Corporate journalism faces unprecedented layoffs as trust plummets among readers. Explore the industry's challenges and the rise of alternative media sources as we delve into the state of American news outlets.
In a recent development that underscores the changing landscape of media, tens of thousands of corporate journalists are facing layoffs in what is being characterized as an "extinction event" for the industry. The wave of job cuts has been sweeping through some of America's most notable news organizations, including the Los Angeles Times, which has recently laid off 20% of its staff, amounting to 115 journalists, and has completely shuttered its Washington D.C. bureau—an alarming move in an election year.
The layoffs extend beyond traditional newspapers, with Buzzfeed closing its once $1.3 billion-valued news division, now down 98%, and Sports Illustrated ceasing operations altogether. Other venerable publications such as Time magazine, The Atlantic, The Washington Post, NPR, Bloomberg, and Condé Nast, publisher of The New Yorker and Vanity Fair, have also faced significant staff reductions. The New York Times has not been immune to the trend, cutting 240 jobs after losing tens of millions last year.
According to Axial's report, 2023 saw a staggering 20,000 media jobs cut—a sixfold increase from the preceding year. This trend appears to be accelerating in 2024.
At the core of this industry upheaval is a profound loss of trust among readers, which has led to a decline in subscriptions and advertising revenue. Surveys indicate that American trust in the media has hit a record low, with only one in three citizens expressing any confidence in media outlets. An astonishing 40% of Americans profess zero trust at all. Trust is particularly low among independent voters and Republicans, who together constitute over two-thirds of the American population. Even among Democrats, trust has dropped 18 points since the onset of COVID-19, especially among younger party affiliates who are increasingly skeptical of journalistic integrity.
The erosion of trust has been linked to a perceived abandonment of objectivity in journalism, which escalated in 2018 with the media's treatment of figures such as Donald Trump, Alex Jones, and Milo Yiannopoulos. Critics argue that this has led to mainstream journalism becoming a mouthpiece for certain ideological stances rather than a neutral reporting body, further alienating readers.
As the traditional corporate media struggles to reinvent itself and regain public trust, grassroots news sources are gaining traction, often presenting themselves as more knowledgeable and honest alternatives. A new era is on the horizon, with platforms like Elon Musk's Twitter offering a level field for alternative media to compete.
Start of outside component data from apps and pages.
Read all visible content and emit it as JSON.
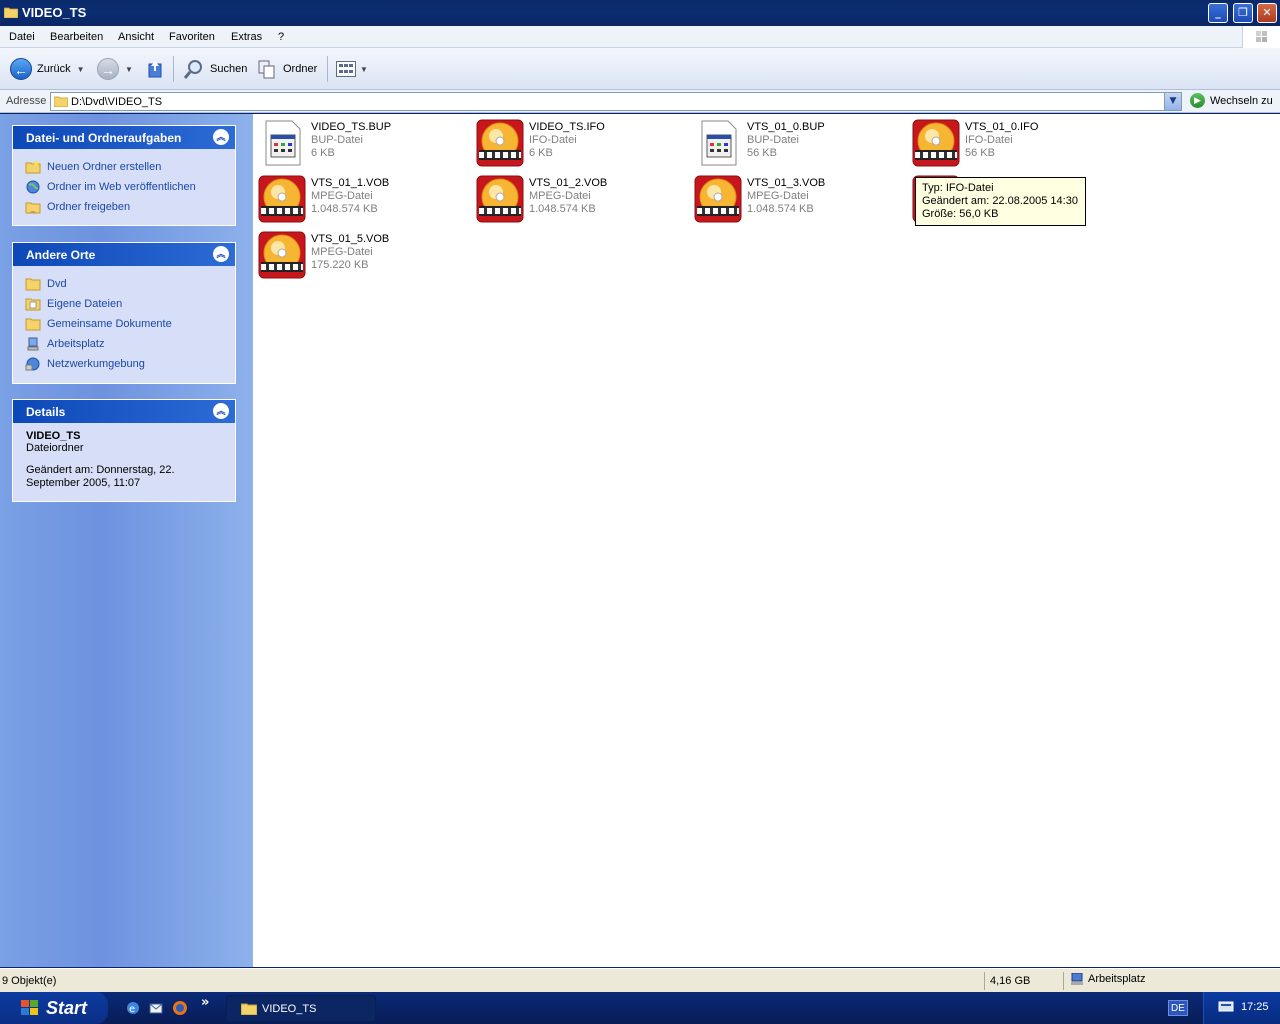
{
  "window": {
    "title": "VIDEO_TS"
  },
  "menubar": {
    "items": [
      "Datei",
      "Bearbeiten",
      "Ansicht",
      "Favoriten",
      "Extras",
      "?"
    ]
  },
  "toolbar": {
    "back_label": "Zurück",
    "search_label": "Suchen",
    "folders_label": "Ordner"
  },
  "addressbar": {
    "label": "Adresse",
    "path": "D:\\Dvd\\VIDEO_TS",
    "go_label": "Wechseln zu"
  },
  "left_pane": {
    "tasks": {
      "title": "Datei- und Ordneraufgaben",
      "items": [
        "Neuen Ordner erstellen",
        "Ordner im Web veröffentlichen",
        "Ordner freigeben"
      ]
    },
    "places": {
      "title": "Andere Orte",
      "items": [
        "Dvd",
        "Eigene Dateien",
        "Gemeinsame Dokumente",
        "Arbeitsplatz",
        "Netzwerkumgebung"
      ]
    },
    "details": {
      "title": "Details",
      "name": "VIDEO_TS",
      "type": "Dateiordner",
      "modified": "Geändert am: Donnerstag, 22. September 2005, 11:07"
    }
  },
  "files": [
    {
      "name": "VIDEO_TS.BUP",
      "type": "BUP-Datei",
      "size": "6 KB",
      "icon": "document-icon"
    },
    {
      "name": "VIDEO_TS.IFO",
      "type": "IFO-Datei",
      "size": "6 KB",
      "icon": "dvd-media-icon"
    },
    {
      "name": "VTS_01_0.BUP",
      "type": "BUP-Datei",
      "size": "56 KB",
      "icon": "document-icon"
    },
    {
      "name": "VTS_01_0.IFO",
      "type": "IFO-Datei",
      "size": "56 KB",
      "icon": "dvd-media-icon"
    },
    {
      "name": "VTS_01_1.VOB",
      "type": "MPEG-Datei",
      "size": "1.048.574 KB",
      "icon": "dvd-media-icon"
    },
    {
      "name": "VTS_01_2.VOB",
      "type": "MPEG-Datei",
      "size": "1.048.574 KB",
      "icon": "dvd-media-icon"
    },
    {
      "name": "VTS_01_3.VOB",
      "type": "MPEG-Datei",
      "size": "1.048.574 KB",
      "icon": "dvd-media-icon"
    },
    {
      "name": "",
      "type": "",
      "size": "",
      "icon": "dvd-media-icon"
    },
    {
      "name": "VTS_01_5.VOB",
      "type": "MPEG-Datei",
      "size": "175.220 KB",
      "icon": "dvd-media-icon"
    }
  ],
  "tooltip": {
    "line1": "Typ: IFO-Datei",
    "line2": "Geändert am: 22.08.2005 14:30",
    "line3": "Größe: 56,0 KB"
  },
  "statusbar": {
    "objects": "9 Objekt(e)",
    "size": "4,16 GB",
    "zone": "Arbeitsplatz"
  },
  "taskbar": {
    "start_label": "Start",
    "task_label": "VIDEO_TS",
    "lang": "DE",
    "clock": "17:25"
  },
  "colors": {
    "link": "#1c47a9",
    "panel_header": "#0c48b7",
    "taskbar": "#0a2366"
  }
}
For those seeking more information about the media revolution and its implications, a new episode of the Weekly Roundup podcast is available at petersanon.com, which promises to offer fresh perspectives on the ongoing transformation of the news industry.